CISL Visitor Program (CVP) Seminar- On the way to robust methods for training Artificial Neural Networks for time integrating PDEs

01/28/2020 - 2:00pm

 

 

 

Title: On the way to robust methods for training Artificial Neural Networks for time integrating PDEs

Speaker: Dr. Martin Schreiber, Technical University of Munich

 

Time integration of PDEs to simulate the atmosphere is a non-trivial task once considering wallclock time as well as accuracy constraints. There are claims about machine learning with neural networks being able to approximate high-dimensional spaces as well as non-linearities due to the activation functions used. This motivates an investigation of their suitability to overcome time step restrictions in the context of dynamical cores.

 

This work targets exploiting neural networks for temporal integration of PDEs using large time step sizes beyond the CFL condition. We design the underlying neural network with an inspiration from exponential integrators: Instead of using arbitrary off-the-shelf neural networks in a blackbox fashion, we will design neural networks to reflect as a first step the underlying linear terms. First, purely linear one-dimensional problems will be discussed and problems of high errors when using state-of-the-art gradient-based optimizers, which interestingly already exists for linear optimization of neural networks. As a first step towards a robust training, this will be overcome with a reformulation to a linear optimization problem and using a preconditioned conjugate gradient solvers as an optimizer. As a second part, possible extensions to non-linear problems will be discussed.

 

Biography:

Dr. Martin Schreiber started his doctorate in 2010 at the Technical University of Munich where he developed new and cutting edge algorithms for dynamical adaptive meshes leading to certain quasi-optimal properties and highly efficient parallelization on shared as well as distributed memory systems, hence being ready for future (exascale) HPC architectures. He has investigated and collaborated on resource-aware programming on all levels of computer hardware and software development. This has led to various multi-disciplinary publications.

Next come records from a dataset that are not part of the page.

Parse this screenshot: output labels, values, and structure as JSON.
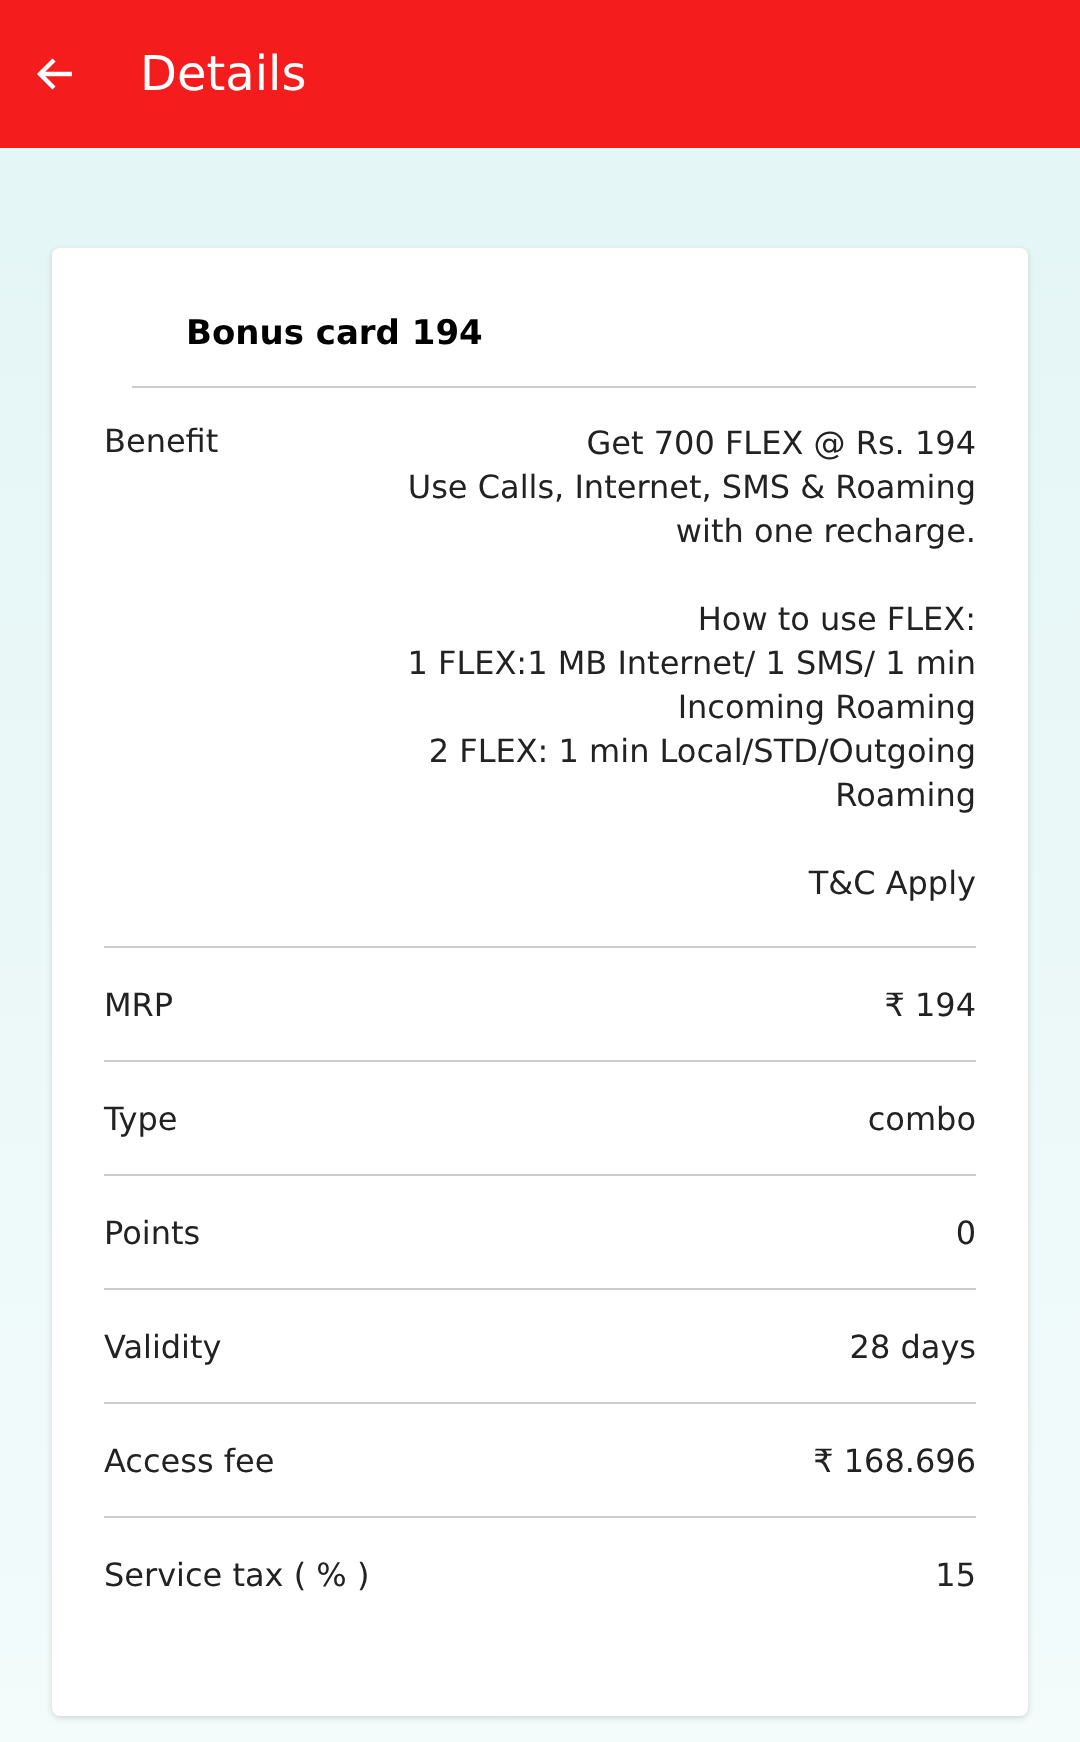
{
  "app_bar": {
    "title": "Details"
  },
  "card": {
    "title": "Bonus card 194",
    "benefit": {
      "label": "Benefit",
      "paragraphs": [
        [
          "Get 700 FLEX @ Rs. 194",
          "Use Calls, Internet, SMS & Roaming",
          "with one recharge."
        ],
        [
          "How to use FLEX:",
          "1 FLEX:1 MB Internet/ 1 SMS/ 1 min",
          "Incoming Roaming",
          "2 FLEX: 1 min Local/STD/Outgoing",
          "Roaming"
        ],
        [
          "T&C Apply"
        ]
      ]
    },
    "rows": [
      {
        "label": "MRP",
        "value": "₹ 194"
      },
      {
        "label": "Type",
        "value": "combo"
      },
      {
        "label": "Points",
        "value": "0"
      },
      {
        "label": "Validity",
        "value": "28 days"
      },
      {
        "label": "Access fee",
        "value": "₹ 168.696"
      },
      {
        "label": "Service tax ( % )",
        "value": "15"
      }
    ]
  }
}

In 2015 he was appointed as a proleptic lecturer at the University of Exeter in the Department of Mathematics. Here, he initialized collaborations across a wide field of areas and also represented the university in the OpenPOWER group.

In 2018 he rejoined TUM as a researcher and lecturer. His main research focus is on novel time integration methods, including parallel-in-time methods, for large-scale massively parallel high-performance computing architectures enhancing climate and weather simulations.

 

Date: Tuesday, January 28, 2020

Time: 2:00 p.m. – 3:00 p.m.

Location: Mesa Lab, Chapman Room